When used correctly, air and HVAC filters can help reduce airborne contaminants, including viruses, in a small building or space. By itself, cleaning or filtering the air is not enough to protect people from COVID-19. In the home, the risk of contracting COVID-19 through drafts or air conditioning units is no more likely to spread the virus through close contact or touching contaminated surfaces. While no portable air filtration system has been proven to filter COVID-19, research supports an air purifier's ability to filter common airborne viruses, provided that the system captures infected air. Consequently, there is a possibility that the air conditioner is a possible transmission route that absorbs virus particles exhaled by an infected person and then expels those infectious particles in the same room or even in another room several floors away.
In fact, other infectious diseases such as measles, tuberculosis, chickenpox, influenza, smallpox and SARS have been shown to spread through heating, ventilation and air conditioning systems. For many years, homeowners have had the option of installing ultraviolet lights in their HVAC system, where the air that is distributed through the home is first treated inside sealed air ducts. In fact, research shows that changing the air in a room several times an hour with clean or filtered outdoor air (using a window fan, using higher MERV filters in a heating, ventilation and air conditioning (HVAC) system, using portable air cleaning devices, and even simply opening a window) can reduce the risk of transmission of COVID-19, with studies showing that five air changes per hour reduce the risk of transmission by 50 percent. Your first line of defense against overhead transmission, and perhaps the easiest to upgrade, is your home's air conditioning filter.
The fact that aerosolized viral droplets can move in drafts in this way means that if you are in a room with an infected person and there is no fresh air circulating, even if you are social distancing to maintain a minimum distance of 6 feet, you may not be sure. The restaurant also had no windows and therefore had no ventilation, which brought fresh air and diluted virus particles in the air. There are currently no other tests documenting the possibility of transmission of COVID-19 through an air conditioning unit. When you close doors and windows to keep warm air out, you essentially eliminate the flow of fresh air so that everyone in the room breathes and breathes the same air again.
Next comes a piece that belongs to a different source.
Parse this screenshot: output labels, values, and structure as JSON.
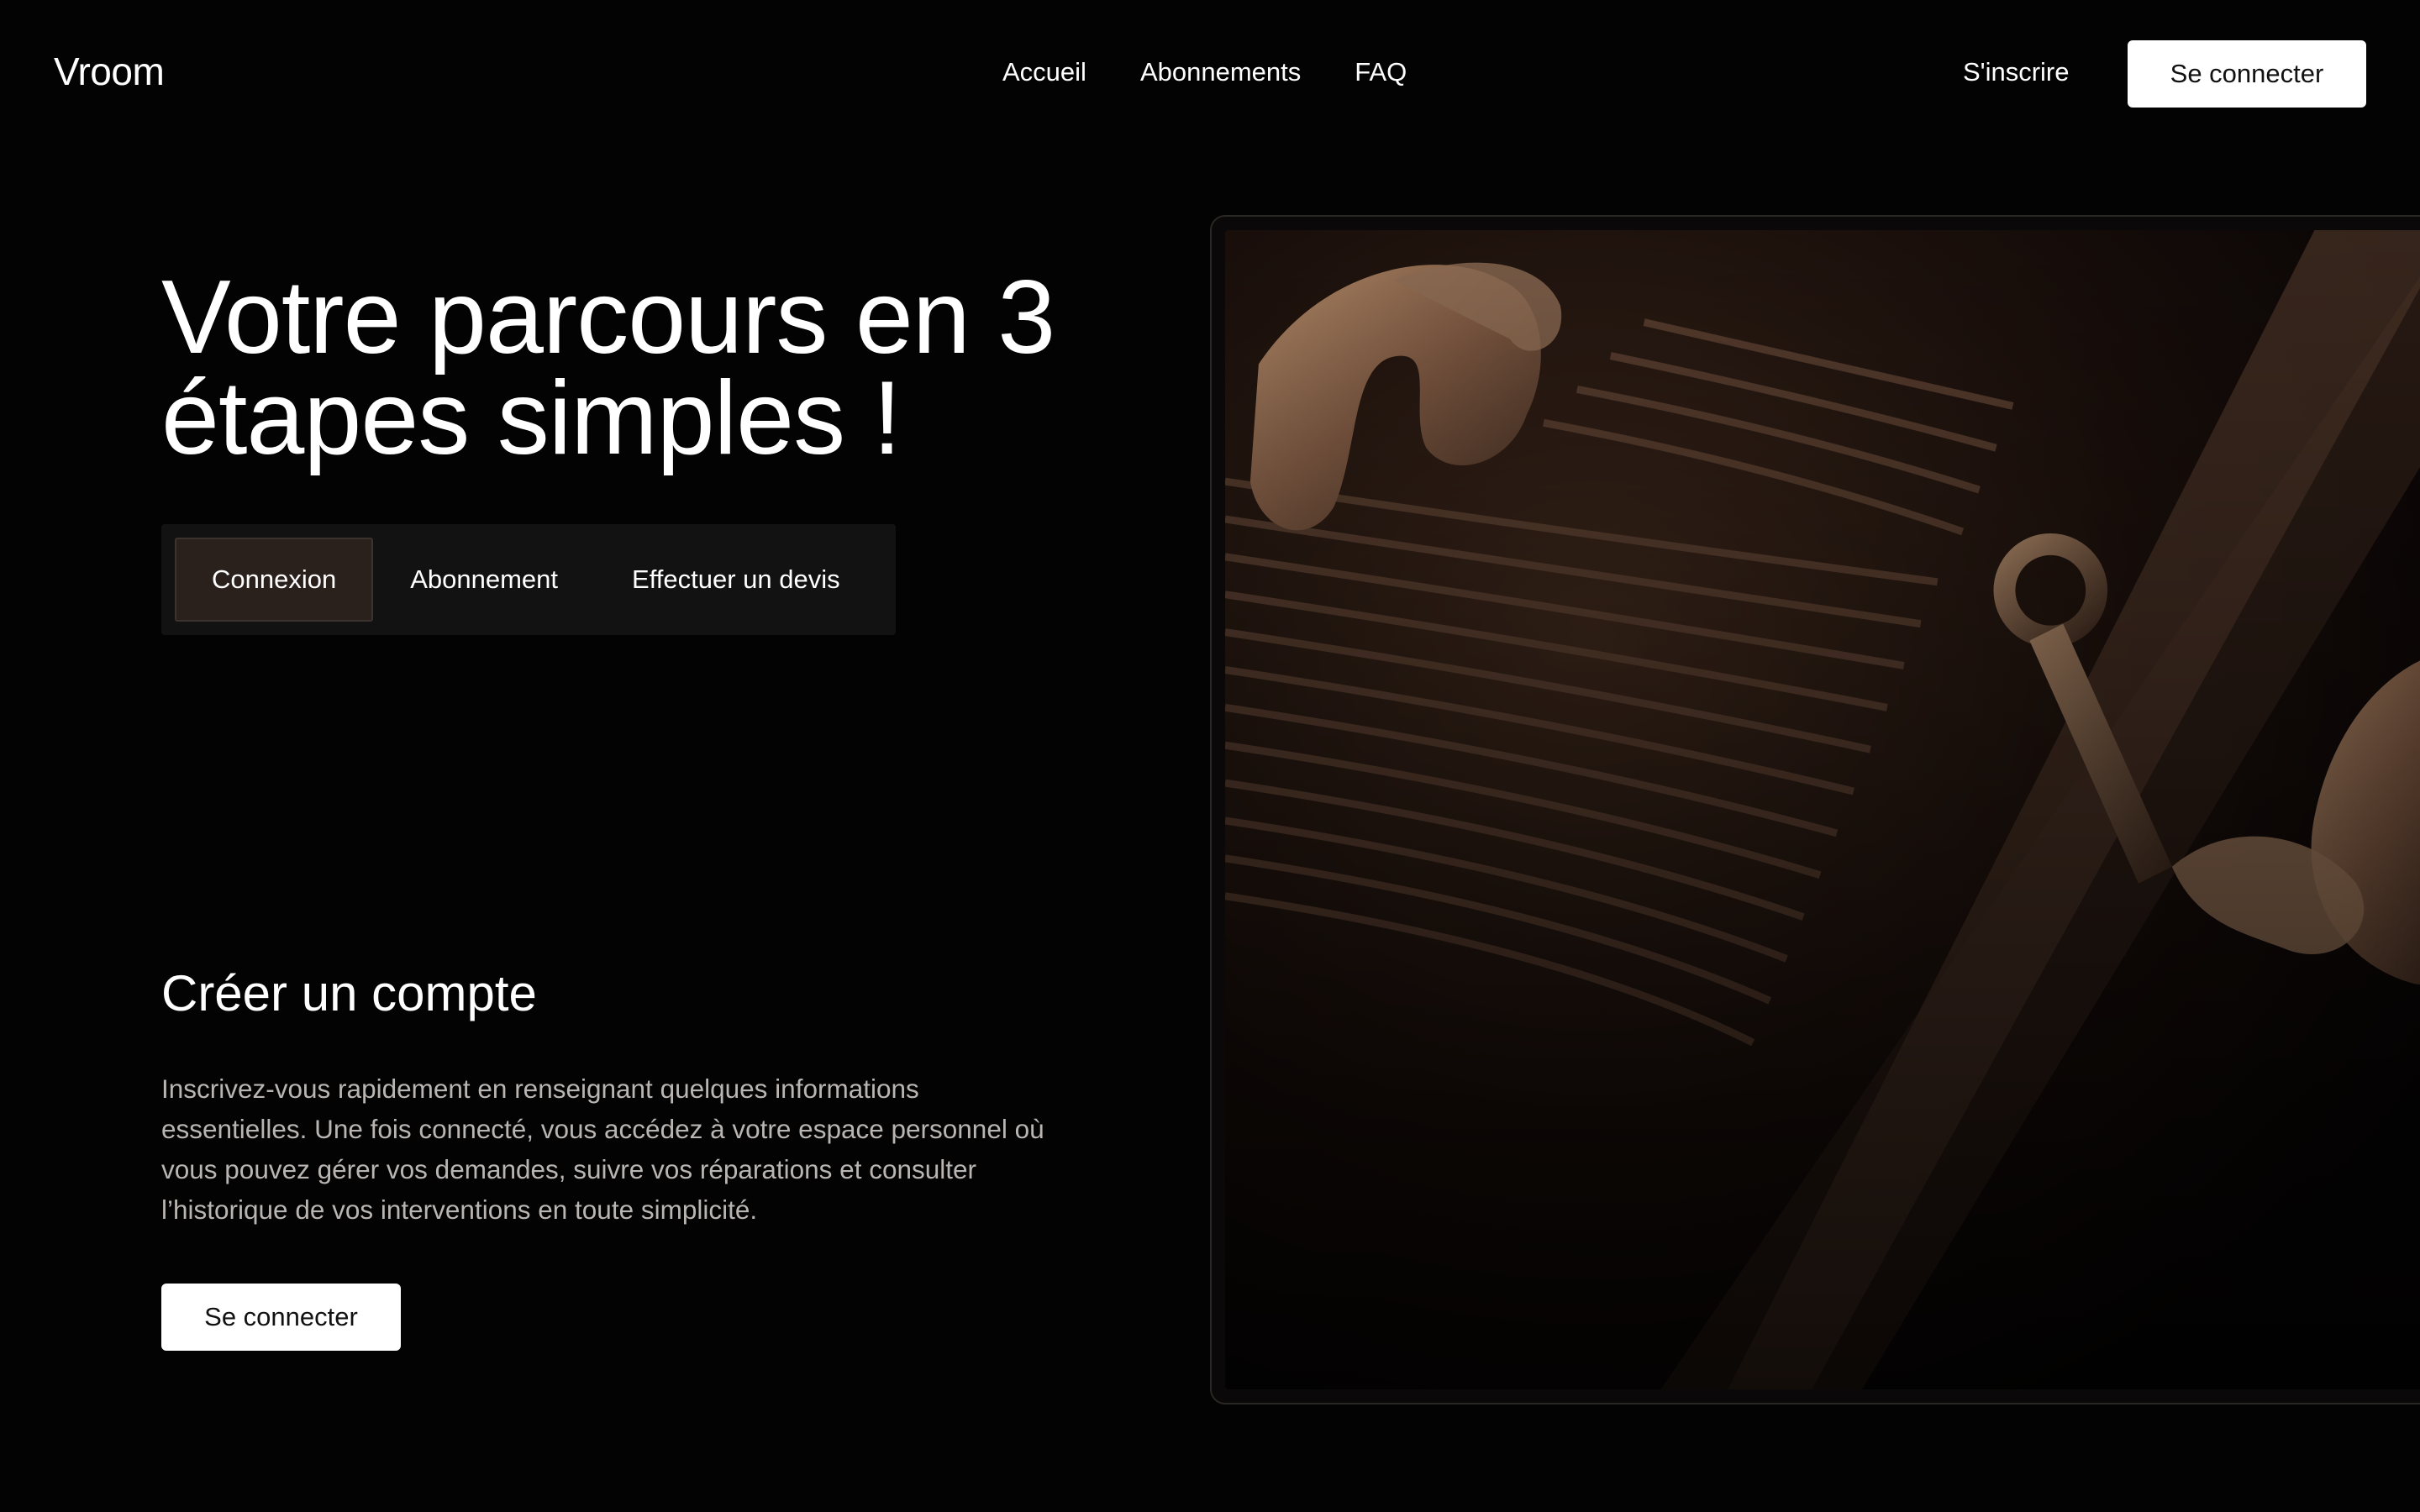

The first thing worth noting is that most air conditioners recirculate air within a space (meaning they don't draw fresh air from outside, like an open window would). This recirculation also helps to remove particles from the air when the recirculated air passes through the filters before being returned to the conditioned spaces. Whether you're opening windows, running your air conditioner, or doing some combination of both, a good HEPA filter or an air purifier should help too. After examining video footage of diners who were infected and simulating transmission of the virus, the scientists concluded that the small outbreak was caused by strong drafts from the air conditioning unit on diners which was blowing aerosols containing the virus from an infected person to those close by.